The Leonids meteor shower and the International Space Station are expected to be highly visible in North Texas skies on Saturday night.
The meteor shower reached its peak in the evening hours of Thursday into the early morning hours of Friday with 15 to 20 meteors per hour, according to NBC 5.
Yet forecasters said that an outburst of 200 meteors per hour could occur on Saturday, November 19, just after midnight. This outburst would likely last less than an hour.
The Leonids are a major meteor shower occurring every year in November when the earth passes through the debris trail of comet 55P/Tempel-Tuttle. This year’s meteor shower will last from November 3 to December 2 and will fall from the constellation of Leo. The shower normally peaks in mid-November.
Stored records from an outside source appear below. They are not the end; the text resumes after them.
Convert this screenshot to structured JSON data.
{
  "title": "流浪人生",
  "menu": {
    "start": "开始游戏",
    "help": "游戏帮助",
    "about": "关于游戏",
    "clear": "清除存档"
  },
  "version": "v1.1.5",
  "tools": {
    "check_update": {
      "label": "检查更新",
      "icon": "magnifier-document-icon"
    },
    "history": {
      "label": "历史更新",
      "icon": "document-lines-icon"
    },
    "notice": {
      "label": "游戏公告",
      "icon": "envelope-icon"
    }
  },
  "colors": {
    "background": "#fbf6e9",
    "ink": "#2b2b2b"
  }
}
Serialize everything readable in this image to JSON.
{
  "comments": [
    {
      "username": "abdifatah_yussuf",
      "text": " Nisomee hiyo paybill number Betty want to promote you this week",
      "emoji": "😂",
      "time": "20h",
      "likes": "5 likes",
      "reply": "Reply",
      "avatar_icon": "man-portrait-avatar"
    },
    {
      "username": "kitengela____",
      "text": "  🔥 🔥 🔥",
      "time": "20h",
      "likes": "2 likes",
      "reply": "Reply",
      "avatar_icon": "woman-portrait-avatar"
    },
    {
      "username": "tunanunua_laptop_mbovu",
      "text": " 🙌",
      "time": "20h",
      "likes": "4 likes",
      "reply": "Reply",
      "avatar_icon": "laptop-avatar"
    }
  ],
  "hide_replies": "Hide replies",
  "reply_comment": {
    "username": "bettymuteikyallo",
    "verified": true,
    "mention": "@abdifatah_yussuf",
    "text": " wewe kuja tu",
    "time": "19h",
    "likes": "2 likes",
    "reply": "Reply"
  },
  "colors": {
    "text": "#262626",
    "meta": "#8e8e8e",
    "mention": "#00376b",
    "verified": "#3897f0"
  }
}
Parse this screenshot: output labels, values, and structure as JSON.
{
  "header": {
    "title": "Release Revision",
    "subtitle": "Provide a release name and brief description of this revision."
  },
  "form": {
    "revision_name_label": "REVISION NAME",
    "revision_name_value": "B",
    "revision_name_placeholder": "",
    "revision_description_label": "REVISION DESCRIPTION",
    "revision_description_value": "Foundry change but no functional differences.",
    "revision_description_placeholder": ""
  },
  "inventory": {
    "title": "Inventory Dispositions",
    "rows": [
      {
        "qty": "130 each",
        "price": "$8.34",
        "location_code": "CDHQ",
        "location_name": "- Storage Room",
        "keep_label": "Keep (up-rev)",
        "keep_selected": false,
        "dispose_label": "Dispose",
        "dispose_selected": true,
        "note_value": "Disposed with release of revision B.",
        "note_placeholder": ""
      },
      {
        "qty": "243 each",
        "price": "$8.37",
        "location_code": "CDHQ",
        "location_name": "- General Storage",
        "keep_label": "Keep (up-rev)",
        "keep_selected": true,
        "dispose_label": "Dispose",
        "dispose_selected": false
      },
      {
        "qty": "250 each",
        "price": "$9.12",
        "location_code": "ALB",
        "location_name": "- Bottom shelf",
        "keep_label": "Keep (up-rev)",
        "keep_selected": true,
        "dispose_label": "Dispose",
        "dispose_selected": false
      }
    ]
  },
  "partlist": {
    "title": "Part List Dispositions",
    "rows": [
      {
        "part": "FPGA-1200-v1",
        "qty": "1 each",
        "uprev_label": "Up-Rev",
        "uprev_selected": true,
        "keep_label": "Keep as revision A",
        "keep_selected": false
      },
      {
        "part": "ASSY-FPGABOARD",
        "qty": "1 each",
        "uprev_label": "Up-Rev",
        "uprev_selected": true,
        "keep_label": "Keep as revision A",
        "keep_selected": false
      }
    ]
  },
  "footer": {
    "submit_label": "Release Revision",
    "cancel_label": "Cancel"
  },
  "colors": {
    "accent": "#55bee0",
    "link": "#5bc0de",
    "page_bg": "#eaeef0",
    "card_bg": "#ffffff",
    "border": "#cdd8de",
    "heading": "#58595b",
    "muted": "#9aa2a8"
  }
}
Meteors from this shower are considered some of the fastest known, traveling at 44 miles per second. The Leonids are also known for fireballs and Earth-grazer meteors. Fireballs are larger explosions of light and color, lasting longer than an average meteor streak.
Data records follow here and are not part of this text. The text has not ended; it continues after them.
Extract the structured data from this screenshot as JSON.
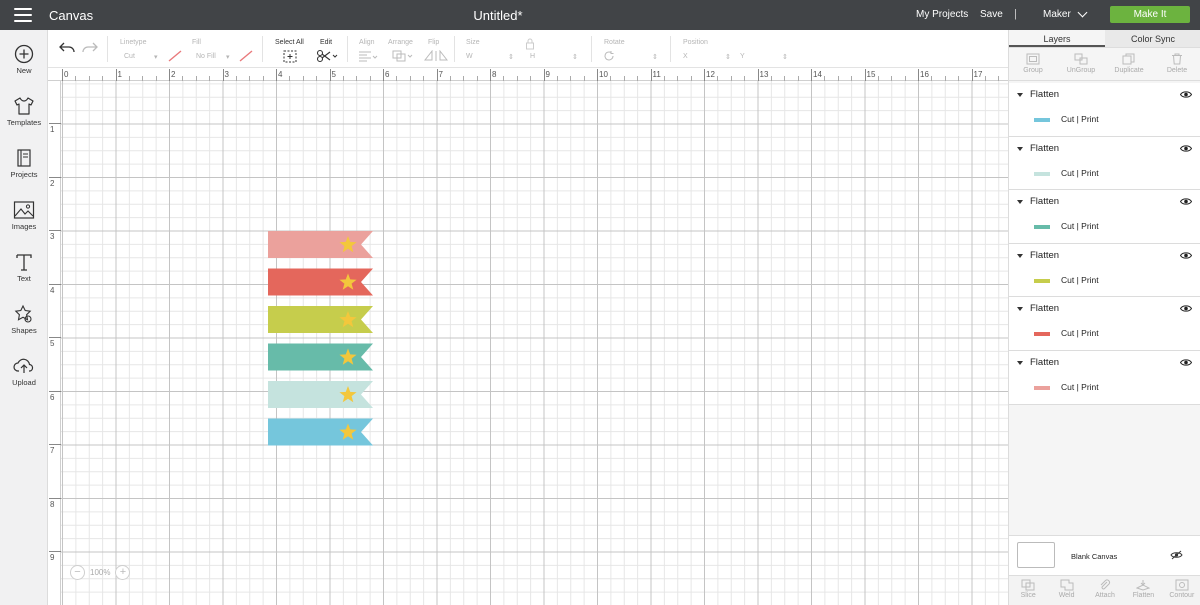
{
  "header": {
    "app_title": "Canvas",
    "doc_title": "Untitled*",
    "my_projects": "My Projects",
    "save": "Save",
    "separator": "|",
    "machine": "Maker",
    "make_it": "Make It"
  },
  "sidebar": {
    "items": [
      {
        "label": "New",
        "icon": "plus-circle-icon"
      },
      {
        "label": "Templates",
        "icon": "tshirt-icon"
      },
      {
        "label": "Projects",
        "icon": "book-icon"
      },
      {
        "label": "Images",
        "icon": "image-icon"
      },
      {
        "label": "Text",
        "icon": "text-t-icon"
      },
      {
        "label": "Shapes",
        "icon": "shapes-icon"
      },
      {
        "label": "Upload",
        "icon": "cloud-upload-icon"
      }
    ]
  },
  "toolbar": {
    "linetype_label": "Linetype",
    "linetype_value": "Cut",
    "fill_label": "Fill",
    "fill_value": "No Fill",
    "select_all": "Select All",
    "edit": "Edit",
    "align": "Align",
    "arrange": "Arrange",
    "flip": "Flip",
    "size": "Size",
    "size_w": "W",
    "size_h": "H",
    "rotate": "Rotate",
    "position": "Position",
    "pos_x": "X",
    "pos_y": "Y"
  },
  "ruler": {
    "top": [
      "0",
      "1",
      "2",
      "3",
      "4",
      "5",
      "6",
      "7",
      "8",
      "9",
      "10",
      "11",
      "12",
      "13",
      "14",
      "15",
      "16",
      "17"
    ],
    "left": [
      "1",
      "2",
      "3",
      "4",
      "5",
      "6",
      "7",
      "8",
      "9"
    ]
  },
  "canvas": {
    "zoom": "100%",
    "flags": [
      {
        "color": "#eba19c"
      },
      {
        "color": "#e4675c"
      },
      {
        "color": "#c6cd4c"
      },
      {
        "color": "#67bba9"
      },
      {
        "color": "#c5e3de"
      },
      {
        "color": "#75c6dc"
      }
    ],
    "star_color": "#f3c73c"
  },
  "panel": {
    "tab_layers": "Layers",
    "tab_color_sync": "Color Sync",
    "actions": [
      "Group",
      "UnGroup",
      "Duplicate",
      "Delete"
    ],
    "layers": [
      {
        "name": "Flatten",
        "ops": "Cut  | Print",
        "color": "#75c6dc"
      },
      {
        "name": "Flatten",
        "ops": "Cut  | Print",
        "color": "#c5e3de"
      },
      {
        "name": "Flatten",
        "ops": "Cut  | Print",
        "color": "#67bba9"
      },
      {
        "name": "Flatten",
        "ops": "Cut  | Print",
        "color": "#c6cd4c"
      },
      {
        "name": "Flatten",
        "ops": "Cut  | Print",
        "color": "#e4675c"
      },
      {
        "name": "Flatten",
        "ops": "Cut  | Print",
        "color": "#eba19c"
      }
    ],
    "blank_canvas": "Blank Canvas",
    "bottom_actions": [
      "Slice",
      "Weld",
      "Attach",
      "Flatten",
      "Contour"
    ]
  },
  "colors": {
    "topbar": "#414447",
    "make_it": "#6cb33f"
  }
}
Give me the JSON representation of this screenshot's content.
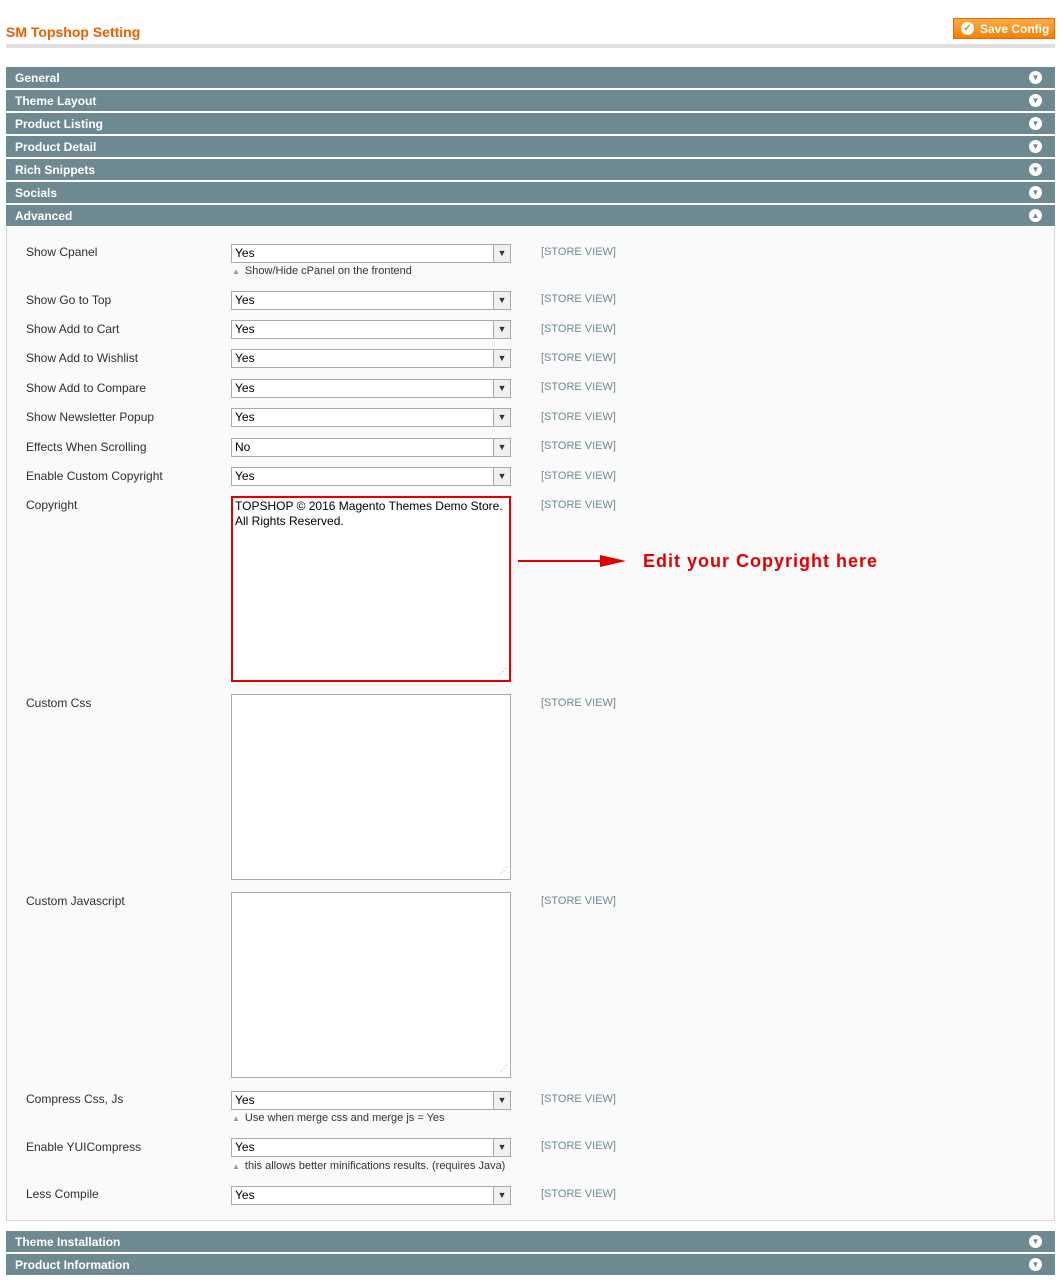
{
  "header": {
    "title": "SM Topshop Setting",
    "save_label": "Save Config"
  },
  "sections": {
    "general": "General",
    "theme_layout": "Theme Layout",
    "product_listing": "Product Listing",
    "product_detail": "Product Detail",
    "rich_snippets": "Rich Snippets",
    "socials": "Socials",
    "advanced": "Advanced",
    "theme_installation": "Theme Installation",
    "product_information": "Product Information"
  },
  "scope_label": "[STORE VIEW]",
  "fields": {
    "show_cpanel": {
      "label": "Show Cpanel",
      "value": "Yes",
      "note": "Show/Hide cPanel on the frontend"
    },
    "show_go_to_top": {
      "label": "Show Go to Top",
      "value": "Yes"
    },
    "show_add_to_cart": {
      "label": "Show Add to Cart",
      "value": "Yes"
    },
    "show_add_to_wishlist": {
      "label": "Show Add to Wishlist",
      "value": "Yes"
    },
    "show_add_to_compare": {
      "label": "Show Add to Compare",
      "value": "Yes"
    },
    "show_newsletter_popup": {
      "label": "Show Newsletter Popup",
      "value": "Yes"
    },
    "effects_when_scrolling": {
      "label": "Effects When Scrolling",
      "value": "No"
    },
    "enable_custom_copyright": {
      "label": "Enable Custom Copyright",
      "value": "Yes"
    },
    "copyright": {
      "label": "Copyright",
      "value": "TOPSHOP  ©  2016 Magento Themes Demo Store. All Rights Reserved."
    },
    "custom_css": {
      "label": "Custom Css",
      "value": ""
    },
    "custom_javascript": {
      "label": "Custom Javascript",
      "value": ""
    },
    "compress_css_js": {
      "label": "Compress Css, Js",
      "value": "Yes",
      "note": "Use when merge css and merge js = Yes"
    },
    "enable_yuicompress": {
      "label": "Enable YUICompress",
      "value": "Yes",
      "note": "this allows better minifications results. (requires Java)"
    },
    "less_compile": {
      "label": "Less Compile",
      "value": "Yes"
    }
  },
  "annotation": {
    "text": "Edit your Copyright here",
    "color": "#e10000"
  },
  "colors": {
    "accent": "#eb5e00",
    "section_bar": "#6f8992",
    "highlight": "#e10000"
  }
}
NASA officials advise that the Leonids are best viewed from midnight to dawn. For optimal viewing, they also recommend finding an area without city lights, lying flat on one’s back with feet facing the east, and looking up to see as much of the sky as possible. Viewer eyes will be adjusted to the sky in less than 30 minutes, allowing the sight of the meteors.
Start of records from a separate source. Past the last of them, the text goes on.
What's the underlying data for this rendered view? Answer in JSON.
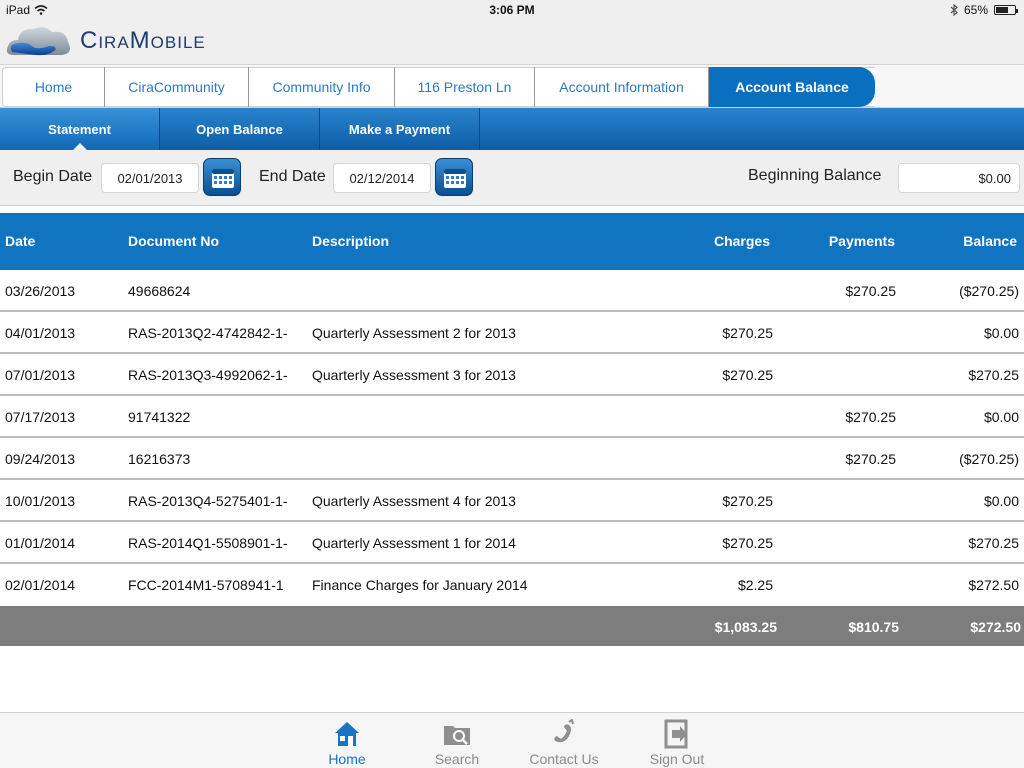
{
  "status_bar": {
    "device": "iPad",
    "time": "3:06 PM",
    "battery": "65%",
    "battery_level": 0.65
  },
  "header": {
    "logo_text": "CiraMobile"
  },
  "nav": {
    "items": [
      {
        "label": "Home"
      },
      {
        "label": "CiraCommunity"
      },
      {
        "label": "Community Info"
      },
      {
        "label": "116 Preston Ln"
      },
      {
        "label": "Account Information"
      },
      {
        "label": "Account Balance",
        "active": true
      }
    ]
  },
  "subtabs": {
    "items": [
      {
        "label": "Statement",
        "active": true
      },
      {
        "label": "Open Balance"
      },
      {
        "label": "Make a Payment"
      }
    ]
  },
  "filter": {
    "begin_label": "Begin Date",
    "begin_value": "02/01/2013",
    "end_label": "End Date",
    "end_value": "02/12/2014",
    "beginning_balance_label": "Beginning Balance",
    "beginning_balance_value": "$0.00"
  },
  "table": {
    "headers": {
      "date": "Date",
      "document": "Document No",
      "description": "Description",
      "charges": "Charges",
      "payments": "Payments",
      "balance": "Balance"
    },
    "rows": [
      {
        "date": "03/26/2013",
        "document": "49668624",
        "description": "",
        "charges": "",
        "payments": "$270.25",
        "balance": "($270.25)"
      },
      {
        "date": "04/01/2013",
        "document": "RAS-2013Q2-4742842-1-",
        "description": "Quarterly Assessment 2 for 2013",
        "charges": "$270.25",
        "payments": "",
        "balance": "$0.00"
      },
      {
        "date": "07/01/2013",
        "document": "RAS-2013Q3-4992062-1-",
        "description": "Quarterly Assessment 3 for 2013",
        "charges": "$270.25",
        "payments": "",
        "balance": "$270.25"
      },
      {
        "date": "07/17/2013",
        "document": "91741322",
        "description": "",
        "charges": "",
        "payments": "$270.25",
        "balance": "$0.00"
      },
      {
        "date": "09/24/2013",
        "document": "16216373",
        "description": "",
        "charges": "",
        "payments": "$270.25",
        "balance": "($270.25)"
      },
      {
        "date": "10/01/2013",
        "document": "RAS-2013Q4-5275401-1-",
        "description": "Quarterly Assessment 4 for 2013",
        "charges": "$270.25",
        "payments": "",
        "balance": "$0.00"
      },
      {
        "date": "01/01/2014",
        "document": "RAS-2014Q1-5508901-1-",
        "description": "Quarterly Assessment 1 for 2014",
        "charges": "$270.25",
        "payments": "",
        "balance": "$270.25"
      },
      {
        "date": "02/01/2014",
        "document": "FCC-2014M1-5708941-1",
        "description": "Finance Charges for January 2014",
        "charges": "$2.25",
        "payments": "",
        "balance": "$272.50"
      }
    ],
    "totals": {
      "charges": "$1,083.25",
      "payments": "$810.75",
      "balance": "$272.50"
    }
  },
  "tabbar": {
    "items": [
      {
        "label": "Home",
        "icon": "home-icon",
        "active": true
      },
      {
        "label": "Search",
        "icon": "search-folder-icon"
      },
      {
        "label": "Contact Us",
        "icon": "phone-icon"
      },
      {
        "label": "Sign Out",
        "icon": "sign-out-icon"
      }
    ]
  },
  "colors": {
    "accent": "#1074c0",
    "totals_bg": "#7d7d7d",
    "link": "#2f78c4"
  }
}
The International Space Station will also be visible in North Texas for five minutes on Saturday. This flyby will track from the west to the north starting at 6:37 p.m. The station will appear as a fast-moving star in the night sky.